I've always said that my readers are the best. They are the most generous, non judgemental souls and when I've met them we've fallen into an easy conversation about food. Recently a Dear Reader Romany told me about a Hopper place in Sydney called Hope Kadé. Hoppers are a Sri Lankan food that are like a round crispy pancake with a slight upturned bowl edge.
With my favourite non gluten eater friend Nina in tow, I went to check out Hopper Kade at Fox Studios markets (they also appear at the Orange Grove and Kings Cross Markets). "Hopper Kadé" translates to hopper street stall. The market area is very busy on Wednesdays, for some reason I had expected it to be quieter but almost all the tables are taken. People are buying produce, meat, bread and flowers or something to eat for lunch. We find Hopper Kadé amongst the eateries. It actually doesn't have a huge queue compared to the others.

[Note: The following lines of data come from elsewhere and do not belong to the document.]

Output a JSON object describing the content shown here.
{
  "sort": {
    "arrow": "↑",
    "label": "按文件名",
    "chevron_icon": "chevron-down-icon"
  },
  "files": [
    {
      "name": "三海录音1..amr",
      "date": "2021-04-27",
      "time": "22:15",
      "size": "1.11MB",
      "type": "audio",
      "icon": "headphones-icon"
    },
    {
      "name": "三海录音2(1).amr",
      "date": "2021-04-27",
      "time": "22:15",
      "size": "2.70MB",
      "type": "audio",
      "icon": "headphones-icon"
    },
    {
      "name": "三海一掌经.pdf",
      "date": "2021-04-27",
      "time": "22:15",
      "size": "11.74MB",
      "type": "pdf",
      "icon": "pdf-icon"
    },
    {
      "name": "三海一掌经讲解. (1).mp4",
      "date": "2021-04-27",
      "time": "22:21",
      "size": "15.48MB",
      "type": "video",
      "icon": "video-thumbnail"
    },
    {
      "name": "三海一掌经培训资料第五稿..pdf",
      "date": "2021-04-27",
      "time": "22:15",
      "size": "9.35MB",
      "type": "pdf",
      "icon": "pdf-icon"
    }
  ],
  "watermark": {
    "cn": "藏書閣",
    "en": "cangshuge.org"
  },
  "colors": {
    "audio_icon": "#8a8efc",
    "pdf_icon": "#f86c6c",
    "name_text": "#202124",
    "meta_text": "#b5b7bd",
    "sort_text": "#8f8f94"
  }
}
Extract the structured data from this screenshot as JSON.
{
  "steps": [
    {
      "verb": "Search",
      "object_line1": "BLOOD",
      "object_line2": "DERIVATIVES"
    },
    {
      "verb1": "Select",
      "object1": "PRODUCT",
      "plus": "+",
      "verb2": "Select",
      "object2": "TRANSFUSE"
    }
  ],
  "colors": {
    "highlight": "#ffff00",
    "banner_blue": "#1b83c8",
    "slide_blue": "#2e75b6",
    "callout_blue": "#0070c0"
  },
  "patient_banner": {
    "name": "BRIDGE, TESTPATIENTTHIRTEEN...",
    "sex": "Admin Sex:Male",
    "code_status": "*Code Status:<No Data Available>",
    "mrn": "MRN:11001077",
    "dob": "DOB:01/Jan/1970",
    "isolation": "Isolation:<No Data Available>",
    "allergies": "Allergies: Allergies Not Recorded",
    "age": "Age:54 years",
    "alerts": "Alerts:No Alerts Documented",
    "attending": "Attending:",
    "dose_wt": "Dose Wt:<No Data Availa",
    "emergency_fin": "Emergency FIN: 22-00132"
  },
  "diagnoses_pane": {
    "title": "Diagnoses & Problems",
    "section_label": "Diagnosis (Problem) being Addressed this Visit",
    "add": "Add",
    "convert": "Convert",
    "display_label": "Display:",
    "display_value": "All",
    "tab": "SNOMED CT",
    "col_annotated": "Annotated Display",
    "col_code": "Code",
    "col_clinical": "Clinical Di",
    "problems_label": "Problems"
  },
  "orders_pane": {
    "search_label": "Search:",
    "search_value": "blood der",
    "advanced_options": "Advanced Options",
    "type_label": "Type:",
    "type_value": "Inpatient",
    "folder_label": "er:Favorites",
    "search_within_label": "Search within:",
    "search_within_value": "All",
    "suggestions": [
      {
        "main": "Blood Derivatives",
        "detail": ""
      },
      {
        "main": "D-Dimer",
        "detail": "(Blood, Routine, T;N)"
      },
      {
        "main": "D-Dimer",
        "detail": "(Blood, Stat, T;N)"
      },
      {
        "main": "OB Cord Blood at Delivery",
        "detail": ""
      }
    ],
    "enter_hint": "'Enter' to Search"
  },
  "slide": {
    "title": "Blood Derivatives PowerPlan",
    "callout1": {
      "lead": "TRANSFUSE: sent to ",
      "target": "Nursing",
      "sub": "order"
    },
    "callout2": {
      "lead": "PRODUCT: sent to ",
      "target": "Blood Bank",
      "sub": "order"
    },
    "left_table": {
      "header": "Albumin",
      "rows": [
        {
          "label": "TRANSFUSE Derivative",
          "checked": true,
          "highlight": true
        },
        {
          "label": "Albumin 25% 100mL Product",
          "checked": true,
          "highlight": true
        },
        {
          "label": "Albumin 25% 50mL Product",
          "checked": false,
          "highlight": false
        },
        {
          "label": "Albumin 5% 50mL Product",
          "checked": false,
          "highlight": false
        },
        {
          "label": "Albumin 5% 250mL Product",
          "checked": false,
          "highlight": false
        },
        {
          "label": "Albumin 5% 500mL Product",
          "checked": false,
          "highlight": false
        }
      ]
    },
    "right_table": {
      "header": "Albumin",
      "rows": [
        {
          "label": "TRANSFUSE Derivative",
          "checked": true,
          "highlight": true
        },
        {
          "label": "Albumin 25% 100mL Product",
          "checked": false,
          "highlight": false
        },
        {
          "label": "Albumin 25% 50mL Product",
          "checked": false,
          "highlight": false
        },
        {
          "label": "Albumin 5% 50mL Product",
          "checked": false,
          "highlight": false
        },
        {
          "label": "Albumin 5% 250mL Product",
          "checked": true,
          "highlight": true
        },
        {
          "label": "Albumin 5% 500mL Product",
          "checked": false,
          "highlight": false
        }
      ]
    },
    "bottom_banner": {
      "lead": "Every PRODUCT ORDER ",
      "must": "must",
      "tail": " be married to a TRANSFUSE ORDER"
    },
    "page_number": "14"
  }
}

Hopper Kadé is run by an ex Masterchef alum Kumar Pereira with Ruvane De Zoysa. Kumar isn't there but Ruvane is and she explains that the batter is made out of fermented red rice flour and the process takes three days to make the batter.
The slow fermentation process is said to be better for your digestive system as fermentation removes most of the phytic acid which allows for minerals like iron to be more readily absorbed and there's a bonus as these are gluten free too. Like sourdough, it has a "mother" or starter and the mother for this batter is one year old.
Do you ever want to say, "I'll have one of everything?".a Well we ordered one of every hopper and there are five kinds (plus a rice meal with four different toppings). Nina is having the two vegetarian ones (and there is one vegan choice) while I try a bacon and egg one and a meat hopper and we share the dessert hopper. They're kind enough to give us a little discount for buying so many too.
We watch as they ladle some of the bubble rosy shaded batter into the non stick bowl frypans. These are then cooked until crisp and then filled with an assortment of fillings. Each one is made to order and served with a wooden fork.
Bacon and egg hopper $10
I try the bacon and egg hopper-not a traditional hopper but something to bridge the gap of Sri Lankan and Australian culture. Actually eggs are common in hoppers and these come with free range eggs and a caramelised bacon crumb sweetened with kitul treacle, chilli, curry leaves, and spices and an oven roasted tomato sauce on the side. You're supposed to eat hoppers with your hands like a roti or naan.
Meat hopper $12
The meat hopper has a bit of everything to it including an egg, soft cooked beef curry, green mallung (stir fried greens with coconut and spices), dahl, pickles and orange coconut sambol. I think I prefer this slightly more to the bacon and egg one but both are good. Also the batter has a bit of cinnamon or cassia added to it which gives it a sweet edge which can be a bit strong with savoury ingredients.
Vegetarian hopper $12
Nina's vegetarian hopper has an egg poached in a red rice hopper topped with green mallung, dahl lentil curry made with turmeric and coconut milk), pickle and coconut sambol.
Scrambled topper with chilli $12
There is one hopper that neither of us really went for and that is one with egg at the bottom and a chilli sauce. We were warned that it was spicy but it wasn't and needed a bit of something to pick up the flavour.
Sweet Hopper $8
The sweet hopper has organic yoghurt, kitul treacle and a caramelised cashew crumb and out of the five hoppers, the meat one and the dessert hoppers are my favourite. Also the cinnamon batter complements the sweeter filling.
So tell me Dear Reader, have you ever tried a hopper? Which hopper appealed to you the most? What would you put in a hopper?
This meal was independently paid for.